Microsoft VP Cindy Bates with Erig Ligman, SMB Nation CEO Harry Brelsford and Arnie Mondloch

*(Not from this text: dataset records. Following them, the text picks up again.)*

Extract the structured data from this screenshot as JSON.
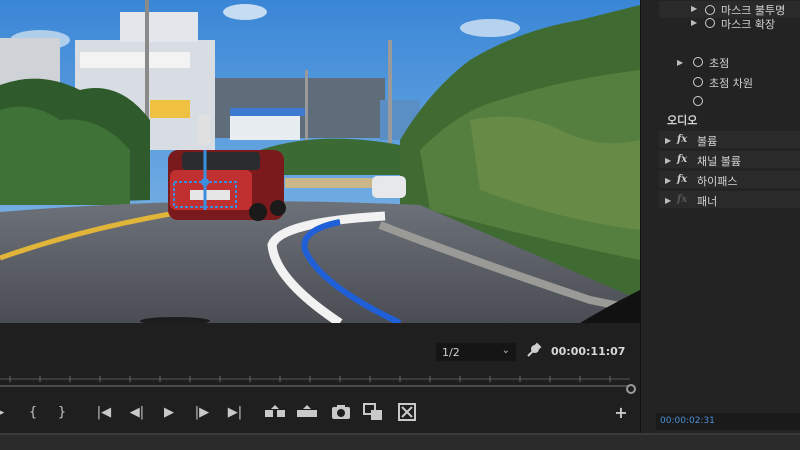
{
  "monitor": {
    "resolution": "1/2",
    "timecode": "00:00:11:07"
  },
  "effects_panel": {
    "rows": [
      {
        "label": "마스크 불투명",
        "type": "stopwatch",
        "indent": 1
      },
      {
        "label": "마스크 확장",
        "type": "stopwatch",
        "indent": 1
      },
      {
        "label": "초점",
        "type": "stopwatch",
        "indent": 1
      },
      {
        "label": "초점 차원",
        "type": "stopwatch",
        "indent": 1
      },
      {
        "label": "",
        "type": "stopwatch",
        "indent": 1
      },
      {
        "label": "오디오",
        "type": "section"
      },
      {
        "label": "볼륨",
        "type": "fx"
      },
      {
        "label": "채널 볼륨",
        "type": "fx"
      },
      {
        "label": "하이패스",
        "type": "fx"
      },
      {
        "label": "패너",
        "type": "fx-dim"
      }
    ],
    "time": "00:00:02:31"
  },
  "transport_icons": [
    "mark-in-icon",
    "mark-out-icon",
    "go-to-in-icon",
    "step-back-icon",
    "play-icon",
    "step-forward-icon",
    "go-to-out-icon",
    "insert-icon",
    "overwrite-icon",
    "export-frame-icon",
    "comparison-icon",
    "multicam-icon",
    "add-button-icon"
  ]
}
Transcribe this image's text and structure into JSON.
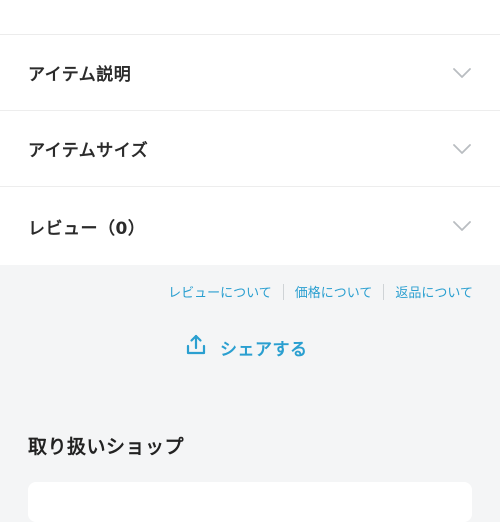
{
  "accordion": {
    "items": [
      {
        "label": "アイテム説明"
      },
      {
        "label": "アイテムサイズ"
      },
      {
        "label": "レビュー（0）"
      }
    ]
  },
  "links": {
    "review": "レビューについて",
    "price": "価格について",
    "returns": "返品について"
  },
  "share": {
    "label": "シェアする",
    "icon": "share-upload-icon"
  },
  "shop": {
    "heading": "取り扱いショップ"
  },
  "colors": {
    "accent": "#2a9fd0",
    "background": "#f4f5f6",
    "chevron": "#b9bdc1"
  }
}
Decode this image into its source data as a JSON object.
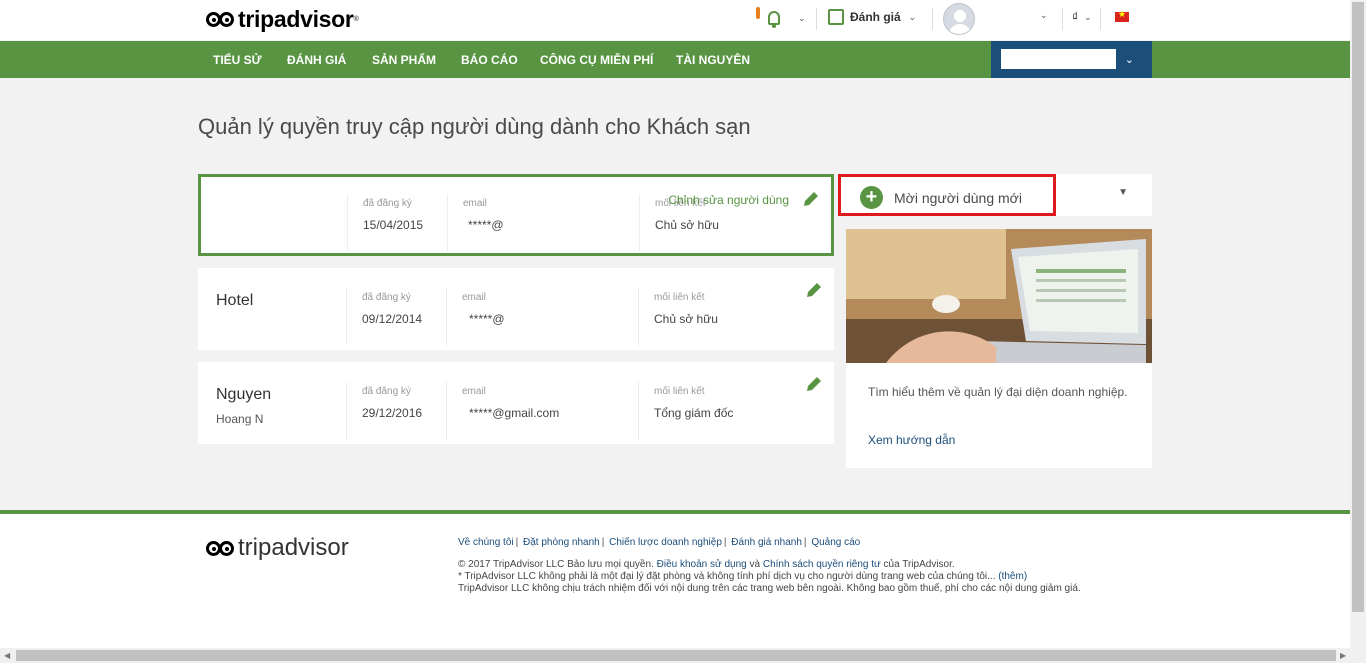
{
  "header": {
    "logo_text": "tripadvisor",
    "logo_reg": "®",
    "review_label": "Đánh giá",
    "currency": "₫",
    "caret": "⌄"
  },
  "nav": {
    "items": [
      "TIỂU SỬ",
      "ĐÁNH GIÁ",
      "SẢN PHẨM",
      "BÁO CÁO",
      "CÔNG CỤ MIỄN PHÍ",
      "TÀI NGUYÊN"
    ]
  },
  "page": {
    "title": "Quản lý quyền truy cập người dùng dành cho Khách sạn"
  },
  "labels": {
    "registered": "đã đăng ký",
    "email": "email",
    "relation": "mối liên kết"
  },
  "users": [
    {
      "name": "",
      "sub": "",
      "registered": "15/04/2015",
      "email": "*****@",
      "relation": "Chủ sở hữu",
      "edit_label": "Chỉnh sửa người dùng"
    },
    {
      "name": "Hotel",
      "sub": "",
      "registered": "09/12/2014",
      "email": "*****@",
      "relation": "Chủ sở hữu"
    },
    {
      "name": "Nguyen",
      "sub": "Hoang N",
      "registered": "29/12/2016",
      "email": "*****@gmail.com",
      "relation": "Tổng giám đốc"
    }
  ],
  "sidebar": {
    "new_user_label": "Mời người dùng mới",
    "promo_text": "Tìm hiểu thêm về quản lý đại diện doanh nghiệp.",
    "promo_link": "Xem hướng dẫn"
  },
  "footer": {
    "logo_text": "tripadvisor",
    "links": [
      "Về chúng tôi",
      "Đặt phòng nhanh",
      "Chiến lược doanh nghiệp",
      "Đánh giá nhanh",
      "Quảng cáo"
    ],
    "legal_prefix": "© 2017 TripAdvisor LLC Bảo lưu mọi quyền.",
    "terms_link": "Điều khoản sử dụng",
    "and_text": "và",
    "privacy_link": "Chính sách quyền riêng tư",
    "legal_suffix": "của TripAdvisor.",
    "disclaimer": "* TripAdvisor LLC không phải là một đại lý đặt phòng và không tính phí dịch vụ cho người dùng trang web của chúng tôi...",
    "more_link": "(thêm)",
    "disclaimer2": "TripAdvisor LLC không chịu trách nhiệm đối với nội dung trên các trang web bên ngoài. Không bao gồm thuế, phí cho các nội dung giảm giá."
  },
  "colors": {
    "green": "#589442",
    "navy": "#1c4e7a",
    "highlight_red": "#e0191d"
  }
}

The question that many in the field of computing and small business support have to consider today is whether to hitch their stars to the Microsoft Windows wagon blindly and hold on with all their might or keep their eyes open and do much the same. Windows Small Business Server 2008 has so much potential for providers and for end users that to find another business solution with as much potential and promise as what it will offer businesses would be impractical. But change is always forthcoming and dealing with it is always stressful. The last day of the SMB Nation conference started with several Microsoft executives who presented opportunities for computer consultants and small and medium businesses alike. Frankly, the auditorium was full of very dedicated consultants and professionals who have more than a glimmer of worry about what these changes will portend for themselves and their business clients. Microsoft is cutting much of the financial incentives they have offered to their partners in the past, while now attempting to encourage end users to work directly with Microsoft "in the cloud." This is definitely making many IT professionals upset with the way Microsoft is attempting to skim off clients and business. At the same time many IT professionals and managed services providers are anxious to implement upgrades and work closely with their partners in providing cutting edge opportunities to their customers. In a very real sense it is becoming less necessary for computer consultants to know the needs of their clients' computers and more for them to become a trusted advisor to the business. Dealing with security, data backup and making businesses more productive is the great aim that everyone at SMB Nation has in view. But the bigger question is how to make their own businesses more profitable too without losing clients to Microsoft. Microsoft U.S. Partners Strategy, Marketing and Programs vice-president Cindy Bates and two members of her team, Eric Ligman and Arnie Mondloch, unveiled programs that will enrich many of the members in the audience and make many happy clients too. Partnering with Microsoft has great potential and the returns in investment can be incredible, we all learned today. But if Microsoft really values the IT professionals who have grown their clients into profitable end users, they might want to consider that we are a big reason for that. How we implement Microsoft's business solutions and how quickly they go out into the marketplace will determine whether it is advisable to worry about the future or to roll forward with it with a smile on our faces and profits on our books.
Meeting Clay Eals at SMB Nation event
Clay Eals, the author of Steve Goodman: Facing the Music is a longtime resident of Seattle and he was kind enough to show up this morning and meet with me to chat about his favorite musician. Goodman, the talented performer and composer who died in September of 1984, was the well-researched subject of Eals' 778 page volume published by ECW Press. He was kind enough to sign my book and talk about Goodman and what he has meant to him. He even wore his City of New Orleans Amtrak jacket in my honor.